Data entries:
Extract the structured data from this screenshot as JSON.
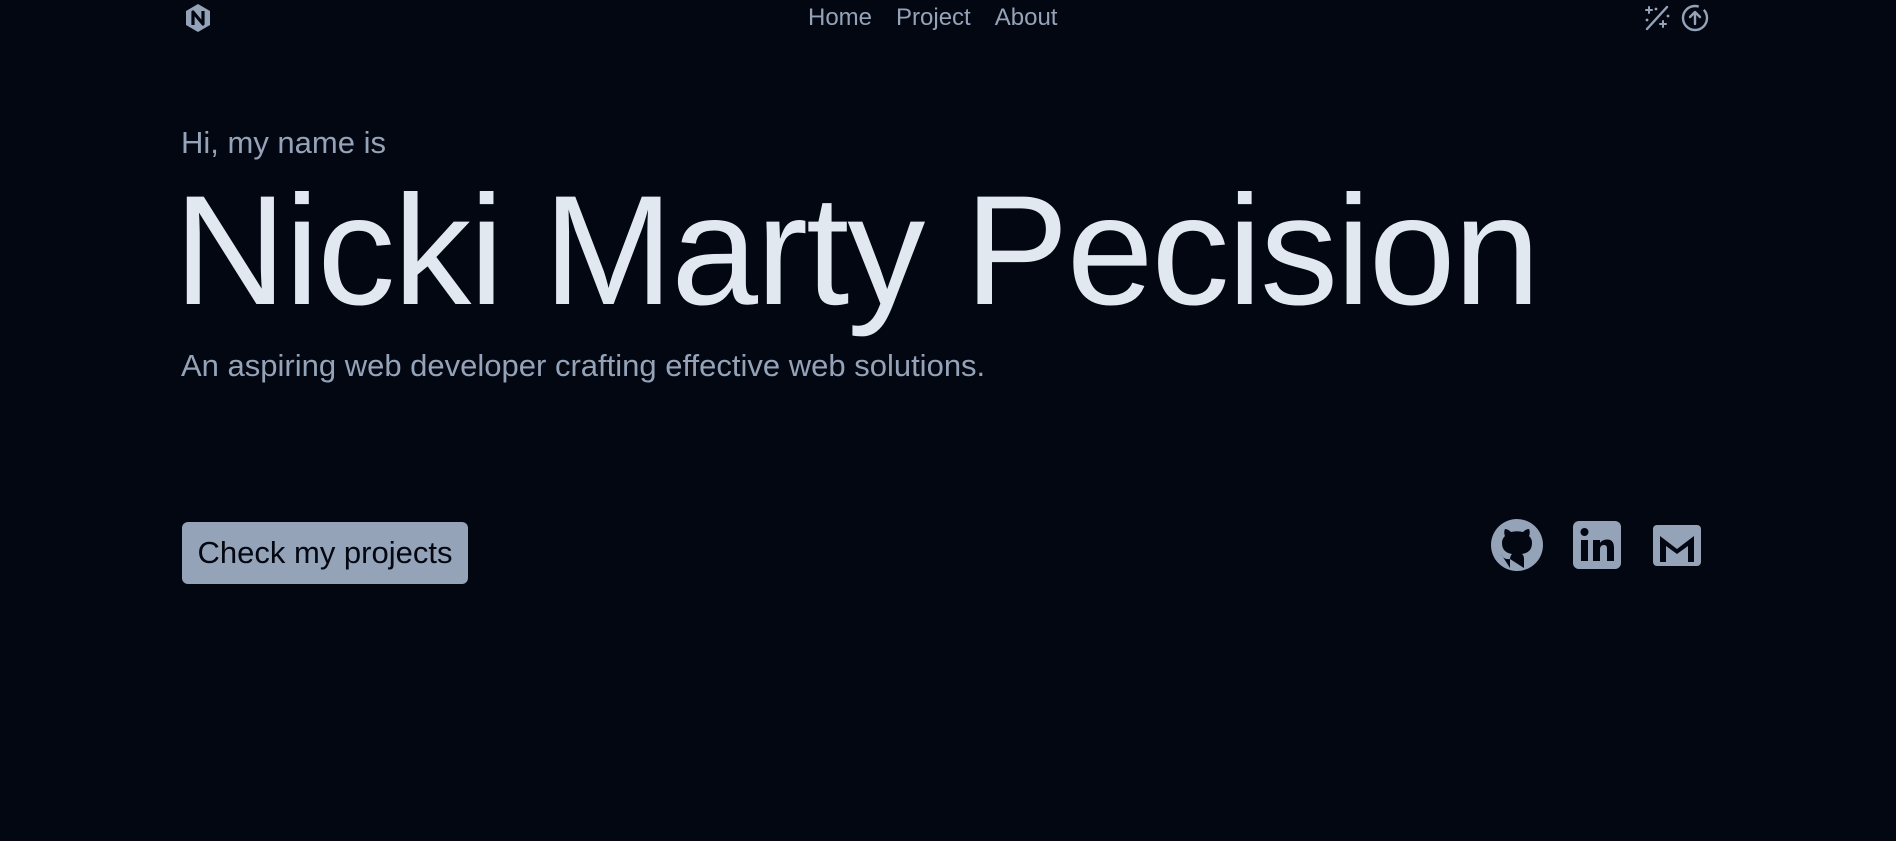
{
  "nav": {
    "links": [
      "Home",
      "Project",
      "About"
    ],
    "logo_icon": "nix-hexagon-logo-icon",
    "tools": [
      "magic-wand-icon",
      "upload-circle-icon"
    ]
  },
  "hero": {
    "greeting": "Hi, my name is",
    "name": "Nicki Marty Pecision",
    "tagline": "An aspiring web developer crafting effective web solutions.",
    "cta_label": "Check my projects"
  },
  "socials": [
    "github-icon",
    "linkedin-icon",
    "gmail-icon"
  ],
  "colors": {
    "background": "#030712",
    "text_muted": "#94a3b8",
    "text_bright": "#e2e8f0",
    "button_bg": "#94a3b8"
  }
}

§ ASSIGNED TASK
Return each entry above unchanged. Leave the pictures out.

§ REPLY
Extract the structured data from this screenshot as JSON.
{
  "nav": {
    "links": [
      "Home",
      "Project",
      "About"
    ],
    "logo_icon": "nix-hexagon-logo-icon",
    "tools": [
      "magic-wand-icon",
      "upload-circle-icon"
    ]
  },
  "hero": {
    "greeting": "Hi, my name is",
    "name": "Nicki Marty Pecision",
    "tagline": "An aspiring web developer crafting effective web solutions.",
    "cta_label": "Check my projects"
  },
  "socials": [
    "github-icon",
    "linkedin-icon",
    "gmail-icon"
  ],
  "colors": {
    "background": "#030712",
    "text_muted": "#94a3b8",
    "text_bright": "#e2e8f0",
    "button_bg": "#94a3b8"
  }
}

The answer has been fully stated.